• [Task brief]: Your answer consists of the lines in the data that contain "meta". Copy each of them.

• [Component data from apps and pages]:
= Beginning of Section =

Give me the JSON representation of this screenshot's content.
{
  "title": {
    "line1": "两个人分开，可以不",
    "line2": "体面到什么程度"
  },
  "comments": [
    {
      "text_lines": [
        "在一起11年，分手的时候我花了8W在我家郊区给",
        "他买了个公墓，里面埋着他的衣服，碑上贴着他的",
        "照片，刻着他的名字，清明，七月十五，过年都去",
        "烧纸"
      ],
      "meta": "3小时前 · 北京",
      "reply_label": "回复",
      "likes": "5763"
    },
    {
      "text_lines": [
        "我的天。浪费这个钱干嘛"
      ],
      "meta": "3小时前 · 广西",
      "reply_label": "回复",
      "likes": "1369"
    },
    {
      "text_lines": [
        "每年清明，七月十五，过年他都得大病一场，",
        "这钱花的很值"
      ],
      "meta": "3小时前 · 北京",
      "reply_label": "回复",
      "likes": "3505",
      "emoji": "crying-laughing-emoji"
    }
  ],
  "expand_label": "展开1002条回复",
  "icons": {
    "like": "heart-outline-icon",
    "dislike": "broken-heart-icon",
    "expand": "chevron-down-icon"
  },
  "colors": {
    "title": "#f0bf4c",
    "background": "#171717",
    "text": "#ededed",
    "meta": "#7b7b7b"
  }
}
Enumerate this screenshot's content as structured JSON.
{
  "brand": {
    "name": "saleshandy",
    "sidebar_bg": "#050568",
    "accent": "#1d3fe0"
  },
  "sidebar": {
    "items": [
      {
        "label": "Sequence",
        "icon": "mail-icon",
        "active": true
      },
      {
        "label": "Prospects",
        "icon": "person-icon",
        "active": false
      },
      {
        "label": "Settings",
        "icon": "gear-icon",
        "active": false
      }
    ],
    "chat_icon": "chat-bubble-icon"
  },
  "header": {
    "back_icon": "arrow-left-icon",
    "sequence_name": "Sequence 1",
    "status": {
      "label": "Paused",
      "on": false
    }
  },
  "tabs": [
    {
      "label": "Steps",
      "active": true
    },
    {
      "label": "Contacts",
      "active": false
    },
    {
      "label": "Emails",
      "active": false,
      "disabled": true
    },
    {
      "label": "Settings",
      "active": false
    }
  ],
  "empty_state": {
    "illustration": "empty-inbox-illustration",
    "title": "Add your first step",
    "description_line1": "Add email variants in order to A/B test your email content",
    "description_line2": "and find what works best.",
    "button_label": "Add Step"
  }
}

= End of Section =

• [Result of this task]:
      "meta": "3小时前 · 北京",
      "meta": "3小时前 · 广西",
      "meta": "3小时前 · 北京",
    "meta": "#7b7b7b"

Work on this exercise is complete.